- **The task**
Each record that follows is to be duplicated exactly, though its pictures are not.

----------

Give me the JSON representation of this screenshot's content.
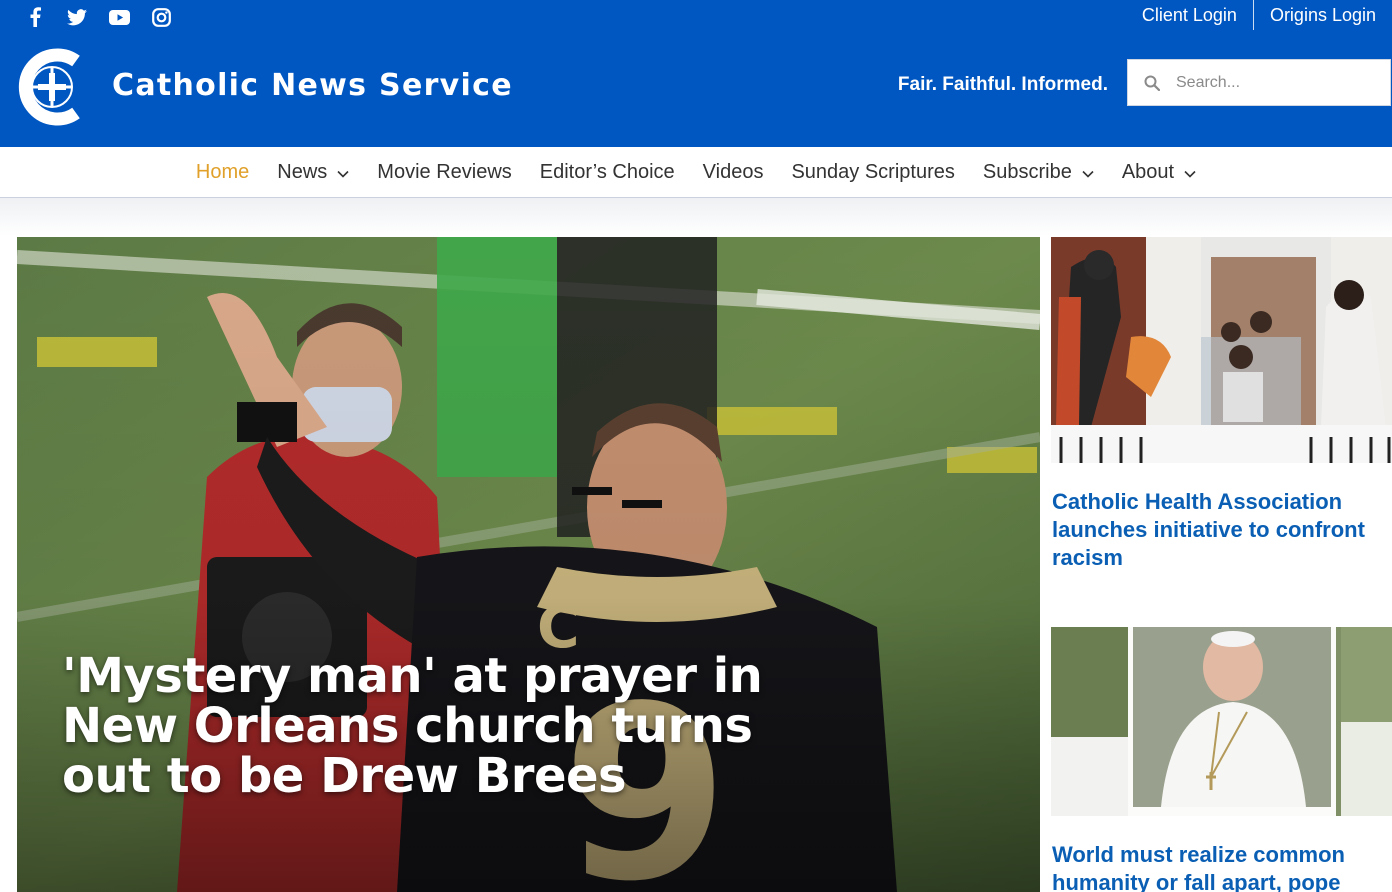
{
  "social": {
    "icons": [
      "facebook-icon",
      "twitter-icon",
      "youtube-icon",
      "instagram-icon"
    ]
  },
  "logins": {
    "client": "Client Login",
    "origins": "Origins Login"
  },
  "brand": {
    "name": "Catholic News Service",
    "tagline": "Fair. Faithful. Informed."
  },
  "search": {
    "placeholder": "Search..."
  },
  "nav": {
    "items": [
      {
        "label": "Home",
        "active": true
      },
      {
        "label": "News",
        "dropdown": true
      },
      {
        "label": "Movie Reviews"
      },
      {
        "label": "Editor’s Choice"
      },
      {
        "label": "Videos"
      },
      {
        "label": "Sunday Scriptures"
      },
      {
        "label": "Subscribe",
        "dropdown": true
      },
      {
        "label": "About",
        "dropdown": true
      }
    ]
  },
  "hero": {
    "title": "'Mystery man' at prayer in New Orleans church turns out to be Drew Brees"
  },
  "side": {
    "card1": {
      "headline": "Catholic Health Association launches initiative to confront racism"
    },
    "card2": {
      "headline": "World must realize common humanity or fall apart, pope"
    }
  },
  "colors": {
    "header_blue": "#0057c2",
    "nav_active": "#e0a029",
    "headline_blue": "#0a5fb4"
  }
}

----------

- **Solution to the exercise**
Give me the JSON representation of this screenshot's content.
{
  "social": {
    "icons": [
      "facebook-icon",
      "twitter-icon",
      "youtube-icon",
      "instagram-icon"
    ]
  },
  "logins": {
    "client": "Client Login",
    "origins": "Origins Login"
  },
  "brand": {
    "name": "Catholic News Service",
    "tagline": "Fair. Faithful. Informed."
  },
  "search": {
    "placeholder": "Search..."
  },
  "nav": {
    "items": [
      {
        "label": "Home",
        "active": true
      },
      {
        "label": "News",
        "dropdown": true
      },
      {
        "label": "Movie Reviews"
      },
      {
        "label": "Editor’s Choice"
      },
      {
        "label": "Videos"
      },
      {
        "label": "Sunday Scriptures"
      },
      {
        "label": "Subscribe",
        "dropdown": true
      },
      {
        "label": "About",
        "dropdown": true
      }
    ]
  },
  "hero": {
    "title": "'Mystery man' at prayer in New Orleans church turns out to be Drew Brees"
  },
  "side": {
    "card1": {
      "headline": "Catholic Health Association launches initiative to confront racism"
    },
    "card2": {
      "headline": "World must realize common humanity or fall apart, pope"
    }
  },
  "colors": {
    "header_blue": "#0057c2",
    "nav_active": "#e0a029",
    "headline_blue": "#0a5fb4"
  }
}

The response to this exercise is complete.